Everyone has reasons to get angry once in a while. But if you lose your temper or become mean and hostile, you are not going to improve your long-term relationships. When you lose your temper and attack another person, that person is likely to feel horrible and defensive rather than receptive and compassionate toward you.
So how can you express anger effectively, and what can you learn about yourself from your anger?
What emotion is hiding beneath the anger?
Often the fear of abandonment or of losing love and connection is what is fueling the anger. Sometimes it is a feeling of being insignificant or unappreciated that underlies the anger.
Frequent triggers to anger include not be listened to, anxiety, or feeling powerless.
Uncontrolled anger backfires and often causes the very thing you fear. For instance, you may fear abandonment. Yet when you become angry and possessive, you push the other person away.
1. Recognize your feelings before you explode in anger. When you feel a mere irritation, it’s easier to do or say something calmly than when anger has built up.
2. Know what you need to do for yourself rather than expect another person to do something for you. Don’t expect others to read your mind or to satisfy your desires and needs.
Sometimes you do need to express your anger to another person. Here is how we change powerless hostility to personal power to inspire transformation:
Marshall Rosenberg’s nonviolent communication:
The most important component of this four-step process is that the intent shown through tone of voice is to treat the other person with respect while respecting our own needs. Without a calm tone and demeanor, it will be difficult to be effective even with the right words.
If you’re too angry, let the other person know you’ll discuss this later when you’re calm.
1. State the facts. Express the facts neutrally and factually without exaggeration and without saying “You never” or “You always”.

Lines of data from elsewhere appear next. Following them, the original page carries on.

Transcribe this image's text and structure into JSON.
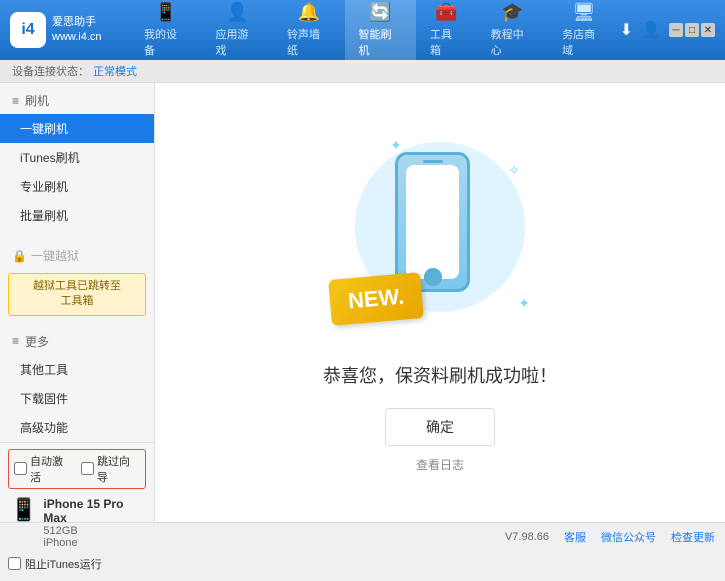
{
  "app": {
    "logo_text_line1": "爱思助手",
    "logo_text_line2": "www.i4.cn",
    "logo_letter": "i4"
  },
  "nav": {
    "tabs": [
      {
        "id": "my-device",
        "icon": "📱",
        "label": "我的设备"
      },
      {
        "id": "apps-games",
        "icon": "👤",
        "label": "应用游戏"
      },
      {
        "id": "ringtones",
        "icon": "🔔",
        "label": "铃声墙纸"
      },
      {
        "id": "smart-flash",
        "icon": "🔄",
        "label": "智能刷机",
        "active": true
      },
      {
        "id": "toolbox",
        "icon": "🧰",
        "label": "工具箱"
      },
      {
        "id": "tutorials",
        "icon": "🎓",
        "label": "教程中心"
      },
      {
        "id": "service",
        "icon": "🖥",
        "label": "务店商域"
      }
    ]
  },
  "breadcrumb": {
    "label": "设备连接状态：",
    "status": "正常模式"
  },
  "sidebar": {
    "section_flash": "刷机",
    "items": [
      {
        "id": "one-key-flash",
        "label": "一键刷机",
        "active": true
      },
      {
        "id": "itunes-flash",
        "label": "iTunes刷机"
      },
      {
        "id": "pro-flash",
        "label": "专业刷机"
      },
      {
        "id": "batch-flash",
        "label": "批量刷机"
      }
    ],
    "section_onekey_status": "一键越狱",
    "warning_text": "越狱工具已跳转至\n工具箱",
    "section_more": "更多",
    "more_items": [
      {
        "id": "other-tools",
        "label": "其他工具"
      },
      {
        "id": "download-firmware",
        "label": "下载固件"
      },
      {
        "id": "advanced",
        "label": "高级功能"
      }
    ]
  },
  "device_panel": {
    "auto_activate_label": "自动激活",
    "guided_setup_label": "跳过向导",
    "device_name": "iPhone 15 Pro Max",
    "storage": "512GB",
    "type": "iPhone",
    "itunes_label": "阻止iTunes运行"
  },
  "content": {
    "new_badge": "NEW.",
    "success_text": "恭喜您，保资料刷机成功啦！",
    "confirm_button": "确定",
    "view_log": "查看日志"
  },
  "statusbar": {
    "version_label": "V7.98.66",
    "links": [
      {
        "id": "home",
        "label": "客服"
      },
      {
        "id": "wechat",
        "label": "微信公众号"
      },
      {
        "id": "check-update",
        "label": "检查更新"
      }
    ]
  },
  "icons": {
    "download": "⬇",
    "user": "👤",
    "phone": "📱",
    "lock": "🔒",
    "check": "☑",
    "uncheck": "☐"
  }
}
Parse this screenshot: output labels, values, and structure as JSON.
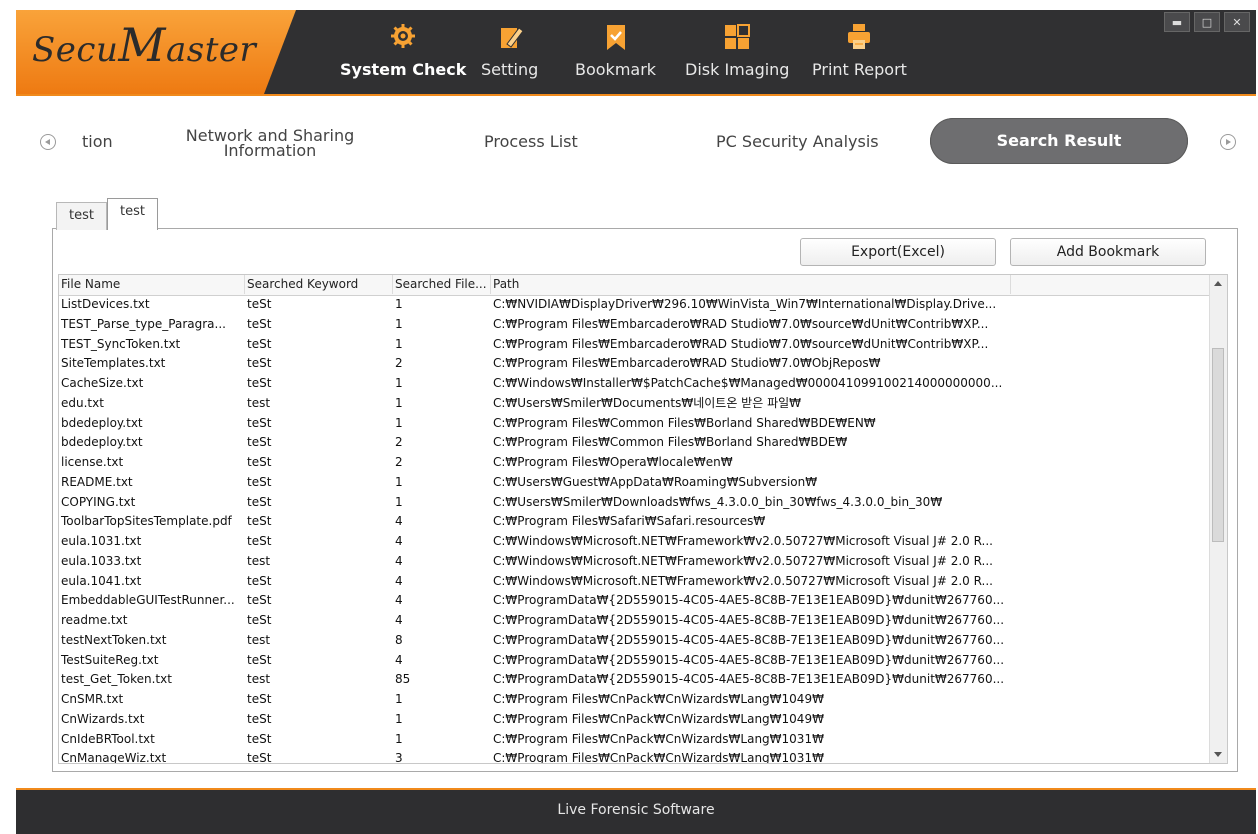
{
  "app": {
    "logo_text": "SecuMaster",
    "logo_part1": "Secu",
    "logo_part2": "M",
    "logo_part3": "aster",
    "window_controls": [
      "minimize-icon",
      "maximize-icon",
      "close-icon"
    ]
  },
  "nav": {
    "items": [
      {
        "label": "System Check",
        "icon": "gear-icon",
        "active": true
      },
      {
        "label": "Setting",
        "icon": "pencil-icon",
        "active": false
      },
      {
        "label": "Bookmark",
        "icon": "bookmark-icon",
        "active": false
      },
      {
        "label": "Disk Imaging",
        "icon": "disk-image-icon",
        "active": false
      },
      {
        "label": "Print Report",
        "icon": "printer-icon",
        "active": false
      }
    ]
  },
  "section_tabs": {
    "items": [
      "tion",
      "Network and Sharing\nInformation",
      "Process List",
      "PC Security Analysis",
      "Search Result"
    ],
    "item_line1": "Network and Sharing",
    "item_line2": "Information",
    "active": "Search Result"
  },
  "sub_tabs": [
    "test",
    "test"
  ],
  "toolbar": {
    "export_label": "Export(Excel)",
    "bookmark_label": "Add Bookmark"
  },
  "table": {
    "columns": [
      "File Name",
      "Searched Keyword",
      "Searched File...",
      "Path"
    ],
    "rows": [
      [
        "ListDevices.txt",
        "teSt",
        "1",
        "C:₩NVIDIA₩DisplayDriver₩296.10₩WinVista_Win7₩International₩Display.Drive..."
      ],
      [
        "TEST_Parse_type_Paragra...",
        "teSt",
        "1",
        "C:₩Program Files₩Embarcadero₩RAD Studio₩7.0₩source₩dUnit₩Contrib₩XP..."
      ],
      [
        "TEST_SyncToken.txt",
        "teSt",
        "1",
        "C:₩Program Files₩Embarcadero₩RAD Studio₩7.0₩source₩dUnit₩Contrib₩XP..."
      ],
      [
        "SiteTemplates.txt",
        "teSt",
        "2",
        "C:₩Program Files₩Embarcadero₩RAD Studio₩7.0₩ObjRepos₩"
      ],
      [
        "CacheSize.txt",
        "teSt",
        "1",
        "C:₩Windows₩Installer₩$PatchCache$₩Managed₩000041099100214000000000..."
      ],
      [
        "edu.txt",
        "test",
        "1",
        "C:₩Users₩Smiler₩Documents₩네이트온 받은 파일₩"
      ],
      [
        "bdedeploy.txt",
        "teSt",
        "1",
        "C:₩Program Files₩Common Files₩Borland Shared₩BDE₩EN₩"
      ],
      [
        "bdedeploy.txt",
        "teSt",
        "2",
        "C:₩Program Files₩Common Files₩Borland Shared₩BDE₩"
      ],
      [
        "license.txt",
        "teSt",
        "2",
        "C:₩Program Files₩Opera₩locale₩en₩"
      ],
      [
        "README.txt",
        "teSt",
        "1",
        "C:₩Users₩Guest₩AppData₩Roaming₩Subversion₩"
      ],
      [
        "COPYING.txt",
        "teSt",
        "1",
        "C:₩Users₩Smiler₩Downloads₩fws_4.3.0.0_bin_30₩fws_4.3.0.0_bin_30₩"
      ],
      [
        "ToolbarTopSitesTemplate.pdf",
        "teSt",
        "4",
        "C:₩Program Files₩Safari₩Safari.resources₩"
      ],
      [
        "eula.1031.txt",
        "teSt",
        "4",
        "C:₩Windows₩Microsoft.NET₩Framework₩v2.0.50727₩Microsoft Visual J# 2.0 R..."
      ],
      [
        "eula.1033.txt",
        "test",
        "4",
        "C:₩Windows₩Microsoft.NET₩Framework₩v2.0.50727₩Microsoft Visual J# 2.0 R..."
      ],
      [
        "eula.1041.txt",
        "teSt",
        "4",
        "C:₩Windows₩Microsoft.NET₩Framework₩v2.0.50727₩Microsoft Visual J# 2.0 R..."
      ],
      [
        "EmbeddableGUITestRunner...",
        "teSt",
        "4",
        "C:₩ProgramData₩{2D559015-4C05-4AE5-8C8B-7E13E1EAB09D}₩dunit₩267760..."
      ],
      [
        "readme.txt",
        "teSt",
        "4",
        "C:₩ProgramData₩{2D559015-4C05-4AE5-8C8B-7E13E1EAB09D}₩dunit₩267760..."
      ],
      [
        "testNextToken.txt",
        "test",
        "8",
        "C:₩ProgramData₩{2D559015-4C05-4AE5-8C8B-7E13E1EAB09D}₩dunit₩267760..."
      ],
      [
        "TestSuiteReg.txt",
        "teSt",
        "4",
        "C:₩ProgramData₩{2D559015-4C05-4AE5-8C8B-7E13E1EAB09D}₩dunit₩267760..."
      ],
      [
        "test_Get_Token.txt",
        "test",
        "85",
        "C:₩ProgramData₩{2D559015-4C05-4AE5-8C8B-7E13E1EAB09D}₩dunit₩267760..."
      ],
      [
        "CnSMR.txt",
        "teSt",
        "1",
        "C:₩Program Files₩CnPack₩CnWizards₩Lang₩1049₩"
      ],
      [
        "CnWizards.txt",
        "teSt",
        "1",
        "C:₩Program Files₩CnPack₩CnWizards₩Lang₩1049₩"
      ],
      [
        "CnIdeBRTool.txt",
        "teSt",
        "1",
        "C:₩Program Files₩CnPack₩CnWizards₩Lang₩1031₩"
      ],
      [
        "CnManageWiz.txt",
        "teSt",
        "3",
        "C:₩Program Files₩CnPack₩CnWizards₩Lang₩1031₩"
      ]
    ]
  },
  "footer": {
    "text": "Live Forensic Software"
  },
  "colors": {
    "accent": "#f08a1c",
    "header_bg": "#303032",
    "active_tab": "#6e6e70"
  }
}
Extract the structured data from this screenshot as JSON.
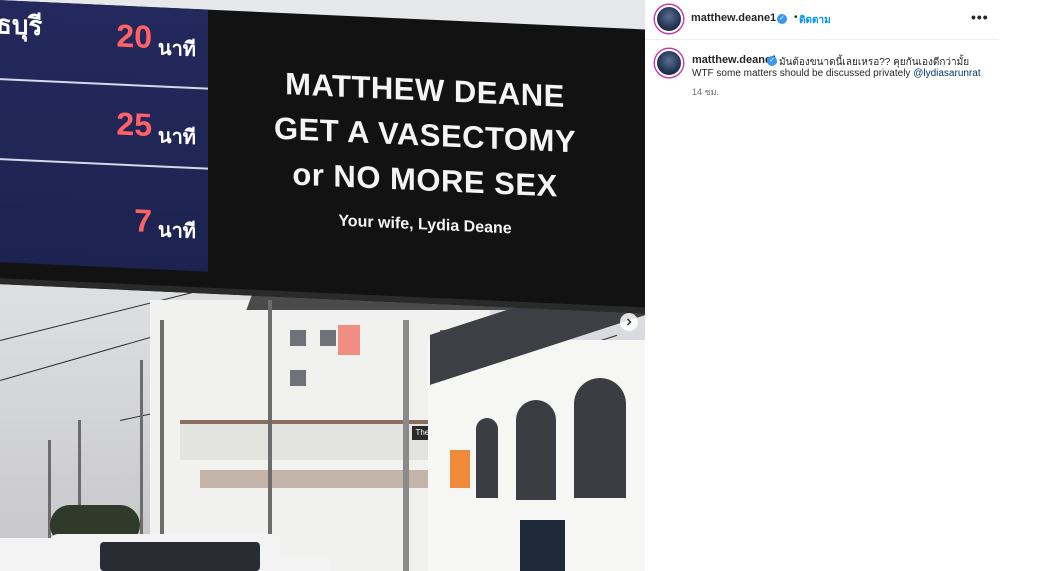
{
  "billboard": {
    "timer_rows": [
      {
        "place": "ธบุรี",
        "minutes": "20",
        "unit": "นาที"
      },
      {
        "place": "",
        "minutes": "25",
        "unit": "นาที"
      },
      {
        "place": "",
        "minutes": "7",
        "unit": "นาที"
      }
    ],
    "message_line1": "MATTHEW DEANE",
    "message_line2": "GET A VASECTOMY",
    "message_line3": "or NO MORE SEX",
    "signature": "Your wife, Lydia Deane"
  },
  "scene": {
    "shop_sign": "The Cavalry"
  },
  "post": {
    "header": {
      "username": "matthew.deane1",
      "separator": "•",
      "follow_label": "ติดตาม",
      "more_label": "•••"
    },
    "caption": {
      "username": "matthew.deane1",
      "text_thai": "มันต้องขนาดนี้เลยเหรอ?? คุยกันเองดีกว่ามั้ย",
      "text_en": "WTF some matters should be discussed privately ",
      "mention": "@lydiasarunrat",
      "time_ago": "14 ชม."
    }
  },
  "colors": {
    "follow_blue": "#0095f6",
    "verified_blue": "#3897f0",
    "mention": "#00376b",
    "timer_red": "#ff6266",
    "timer_panel": "#23295c"
  },
  "icons": {
    "verified": "verified-badge-icon",
    "next": "chevron-right-icon",
    "more": "more-options-icon"
  }
}
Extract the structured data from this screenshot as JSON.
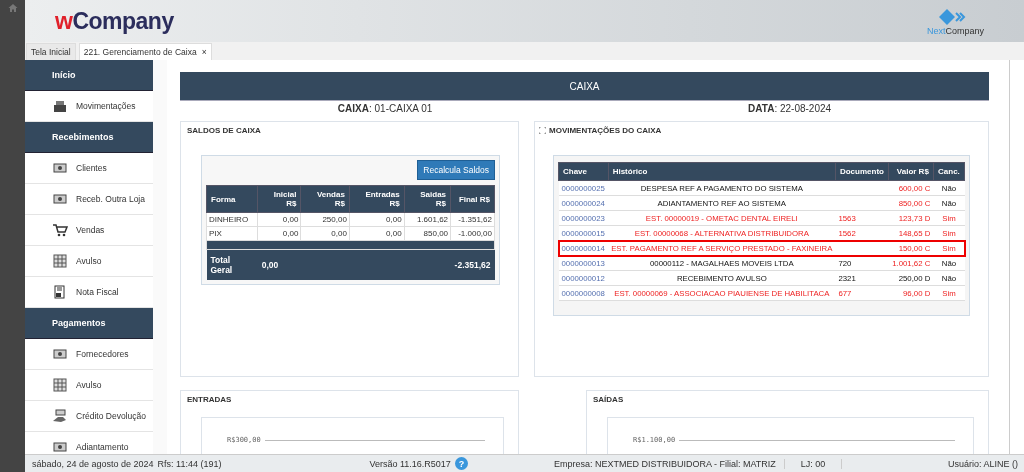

2. Express your feelings. “I feel angry/ sad/ defensive/ lonely.” Saying you feel angry is very different than expressing hostility and anger through yelling. Make sure your feelings aren’t in fact judgments. “I feel that you’re a jerk” is not a feeling.
3. Express your need or desire. “I need support/ to be able to trust someone/ to have more fun.” Be careful that your needs are not specifically about the other person. “I need you to clean your room” is not as effective as “I need order and cleanliness.” Remember that you have to satisfy many of your needs yourself.
4. Make a specific positive request, not a demand. Don’t be too abstract, e.g., “I want you to love me forever.” Avoid negative requests, e.g., “I want you to stop being selfish.” An example of a specific positive doable request would be “Let’s go out to dinner Friday night,” or “Would you help me do the dishes after dinner.”
Rather than complaining or nagging, you’re giving the other person the opportunity to do something thoughtful for you.
5. Observe patterns. This is an added step to consider it your requests keep getting ignored. You don’t want to try to control other people. Yet if you see that a person is repeatedly ignoring your reasonable requests, desires, and expectations, then you want to change your expectations and perhaps limit your relationship with that person. By changing your expectations, you’re less likely to be disappointed and once in a while you’ll be surprised to find the other person treating you with more respect.
by Dr. Alison Poulsen